- **Problem to solve**: What you output should match the data below exactly.

[Website and app data records]

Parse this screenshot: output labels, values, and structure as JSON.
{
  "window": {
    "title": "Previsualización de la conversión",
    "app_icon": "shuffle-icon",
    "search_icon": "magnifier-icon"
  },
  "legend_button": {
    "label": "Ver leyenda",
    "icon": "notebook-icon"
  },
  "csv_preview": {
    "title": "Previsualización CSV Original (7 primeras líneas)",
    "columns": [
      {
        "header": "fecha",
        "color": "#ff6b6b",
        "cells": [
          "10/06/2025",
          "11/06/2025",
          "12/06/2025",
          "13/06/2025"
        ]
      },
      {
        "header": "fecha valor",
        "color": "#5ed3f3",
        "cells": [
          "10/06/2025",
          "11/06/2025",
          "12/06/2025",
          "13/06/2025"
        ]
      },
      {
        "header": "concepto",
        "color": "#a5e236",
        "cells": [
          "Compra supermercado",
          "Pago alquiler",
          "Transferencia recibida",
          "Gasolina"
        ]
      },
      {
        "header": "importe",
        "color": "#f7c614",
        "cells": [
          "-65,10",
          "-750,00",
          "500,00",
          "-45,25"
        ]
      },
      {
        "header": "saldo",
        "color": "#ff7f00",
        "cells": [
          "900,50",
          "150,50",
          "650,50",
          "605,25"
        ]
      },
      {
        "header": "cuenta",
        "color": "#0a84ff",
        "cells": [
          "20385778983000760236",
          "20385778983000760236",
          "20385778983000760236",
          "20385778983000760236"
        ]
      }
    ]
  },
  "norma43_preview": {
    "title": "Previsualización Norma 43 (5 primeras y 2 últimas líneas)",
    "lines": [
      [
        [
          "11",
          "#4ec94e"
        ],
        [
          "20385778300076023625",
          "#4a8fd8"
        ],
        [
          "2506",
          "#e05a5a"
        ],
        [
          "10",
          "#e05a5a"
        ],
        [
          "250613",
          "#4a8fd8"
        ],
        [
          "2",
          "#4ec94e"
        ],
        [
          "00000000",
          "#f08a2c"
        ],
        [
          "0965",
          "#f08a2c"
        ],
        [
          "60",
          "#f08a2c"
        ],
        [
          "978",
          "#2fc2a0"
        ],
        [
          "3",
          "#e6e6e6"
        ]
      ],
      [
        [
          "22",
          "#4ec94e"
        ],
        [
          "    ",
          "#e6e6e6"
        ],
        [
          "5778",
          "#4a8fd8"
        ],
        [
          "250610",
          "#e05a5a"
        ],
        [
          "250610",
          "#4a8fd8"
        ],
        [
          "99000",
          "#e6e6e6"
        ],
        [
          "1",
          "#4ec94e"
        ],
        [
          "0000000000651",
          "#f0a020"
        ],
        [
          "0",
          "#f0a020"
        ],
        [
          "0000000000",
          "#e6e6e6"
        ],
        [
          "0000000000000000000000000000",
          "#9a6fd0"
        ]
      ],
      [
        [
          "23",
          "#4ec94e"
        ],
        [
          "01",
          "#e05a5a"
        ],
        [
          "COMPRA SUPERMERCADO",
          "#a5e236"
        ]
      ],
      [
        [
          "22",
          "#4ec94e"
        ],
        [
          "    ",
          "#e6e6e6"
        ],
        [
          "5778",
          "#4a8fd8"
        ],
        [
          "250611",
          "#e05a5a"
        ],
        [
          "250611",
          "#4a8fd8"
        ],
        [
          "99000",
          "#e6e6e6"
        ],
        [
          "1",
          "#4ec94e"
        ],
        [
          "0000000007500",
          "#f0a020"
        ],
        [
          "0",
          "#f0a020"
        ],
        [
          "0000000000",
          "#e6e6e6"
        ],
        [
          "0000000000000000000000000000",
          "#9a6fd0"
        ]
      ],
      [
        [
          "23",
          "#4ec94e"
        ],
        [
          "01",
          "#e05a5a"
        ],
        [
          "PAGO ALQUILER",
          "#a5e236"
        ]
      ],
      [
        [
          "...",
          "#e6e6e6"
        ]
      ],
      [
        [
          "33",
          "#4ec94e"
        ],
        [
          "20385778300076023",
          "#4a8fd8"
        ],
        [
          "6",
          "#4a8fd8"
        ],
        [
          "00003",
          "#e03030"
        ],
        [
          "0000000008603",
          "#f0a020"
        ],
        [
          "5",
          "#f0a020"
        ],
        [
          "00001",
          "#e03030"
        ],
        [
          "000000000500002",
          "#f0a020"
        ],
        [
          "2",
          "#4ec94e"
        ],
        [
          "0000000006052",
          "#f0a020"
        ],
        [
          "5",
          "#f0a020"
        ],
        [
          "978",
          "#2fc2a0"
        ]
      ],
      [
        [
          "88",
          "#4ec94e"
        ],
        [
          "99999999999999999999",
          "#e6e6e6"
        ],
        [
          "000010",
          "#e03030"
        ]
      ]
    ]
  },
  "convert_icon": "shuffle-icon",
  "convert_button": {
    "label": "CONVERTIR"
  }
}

- **Exercise answer**:
Parse this screenshot: output labels, values, and structure as JSON.
{
  "window": {
    "title": "Previsualización de la conversión",
    "app_icon": "shuffle-icon",
    "search_icon": "magnifier-icon"
  },
  "legend_button": {
    "label": "Ver leyenda",
    "icon": "notebook-icon"
  },
  "csv_preview": {
    "title": "Previsualización CSV Original (7 primeras líneas)",
    "columns": [
      {
        "header": "fecha",
        "color": "#ff6b6b",
        "cells": [
          "10/06/2025",
          "11/06/2025",
          "12/06/2025",
          "13/06/2025"
        ]
      },
      {
        "header": "fecha valor",
        "color": "#5ed3f3",
        "cells": [
          "10/06/2025",
          "11/06/2025",
          "12/06/2025",
          "13/06/2025"
        ]
      },
      {
        "header": "concepto",
        "color": "#a5e236",
        "cells": [
          "Compra supermercado",
          "Pago alquiler",
          "Transferencia recibida",
          "Gasolina"
        ]
      },
      {
        "header": "importe",
        "color": "#f7c614",
        "cells": [
          "-65,10",
          "-750,00",
          "500,00",
          "-45,25"
        ]
      },
      {
        "header": "saldo",
        "color": "#ff7f00",
        "cells": [
          "900,50",
          "150,50",
          "650,50",
          "605,25"
        ]
      },
      {
        "header": "cuenta",
        "color": "#0a84ff",
        "cells": [
          "20385778983000760236",
          "20385778983000760236",
          "20385778983000760236",
          "20385778983000760236"
        ]
      }
    ]
  },
  "norma43_preview": {
    "title": "Previsualización Norma 43 (5 primeras y 2 últimas líneas)",
    "lines": [
      [
        [
          "11",
          "#4ec94e"
        ],
        [
          "20385778300076023625",
          "#4a8fd8"
        ],
        [
          "2506",
          "#e05a5a"
        ],
        [
          "10",
          "#e05a5a"
        ],
        [
          "250613",
          "#4a8fd8"
        ],
        [
          "2",
          "#4ec94e"
        ],
        [
          "00000000",
          "#f08a2c"
        ],
        [
          "0965",
          "#f08a2c"
        ],
        [
          "60",
          "#f08a2c"
        ],
        [
          "978",
          "#2fc2a0"
        ],
        [
          "3",
          "#e6e6e6"
        ]
      ],
      [
        [
          "22",
          "#4ec94e"
        ],
        [
          "    ",
          "#e6e6e6"
        ],
        [
          "5778",
          "#4a8fd8"
        ],
        [
          "250610",
          "#e05a5a"
        ],
        [
          "250610",
          "#4a8fd8"
        ],
        [
          "99000",
          "#e6e6e6"
        ],
        [
          "1",
          "#4ec94e"
        ],
        [
          "0000000000651",
          "#f0a020"
        ],
        [
          "0",
          "#f0a020"
        ],
        [
          "0000000000",
          "#e6e6e6"
        ],
        [
          "0000000000000000000000000000",
          "#9a6fd0"
        ]
      ],
      [
        [
          "23",
          "#4ec94e"
        ],
        [
          "01",
          "#e05a5a"
        ],
        [
          "COMPRA SUPERMERCADO",
          "#a5e236"
        ]
      ],
      [
        [
          "22",
          "#4ec94e"
        ],
        [
          "    ",
          "#e6e6e6"
        ],
        [
          "5778",
          "#4a8fd8"
        ],
        [
          "250611",
          "#e05a5a"
        ],
        [
          "250611",
          "#4a8fd8"
        ],
        [
          "99000",
          "#e6e6e6"
        ],
        [
          "1",
          "#4ec94e"
        ],
        [
          "0000000007500",
          "#f0a020"
        ],
        [
          "0",
          "#f0a020"
        ],
        [
          "0000000000",
          "#e6e6e6"
        ],
        [
          "0000000000000000000000000000",
          "#9a6fd0"
        ]
      ],
      [
        [
          "23",
          "#4ec94e"
        ],
        [
          "01",
          "#e05a5a"
        ],
        [
          "PAGO ALQUILER",
          "#a5e236"
        ]
      ],
      [
        [
          "...",
          "#e6e6e6"
        ]
      ],
      [
        [
          "33",
          "#4ec94e"
        ],
        [
          "20385778300076023",
          "#4a8fd8"
        ],
        [
          "6",
          "#4a8fd8"
        ],
        [
          "00003",
          "#e03030"
        ],
        [
          "0000000008603",
          "#f0a020"
        ],
        [
          "5",
          "#f0a020"
        ],
        [
          "00001",
          "#e03030"
        ],
        [
          "000000000500002",
          "#f0a020"
        ],
        [
          "2",
          "#4ec94e"
        ],
        [
          "0000000006052",
          "#f0a020"
        ],
        [
          "5",
          "#f0a020"
        ],
        [
          "978",
          "#2fc2a0"
        ]
      ],
      [
        [
          "88",
          "#4ec94e"
        ],
        [
          "99999999999999999999",
          "#e6e6e6"
        ],
        [
          "000010",
          "#e03030"
        ]
      ]
    ]
  },
  "convert_icon": "shuffle-icon",
  "convert_button": {
    "label": "CONVERTIR"
  }
}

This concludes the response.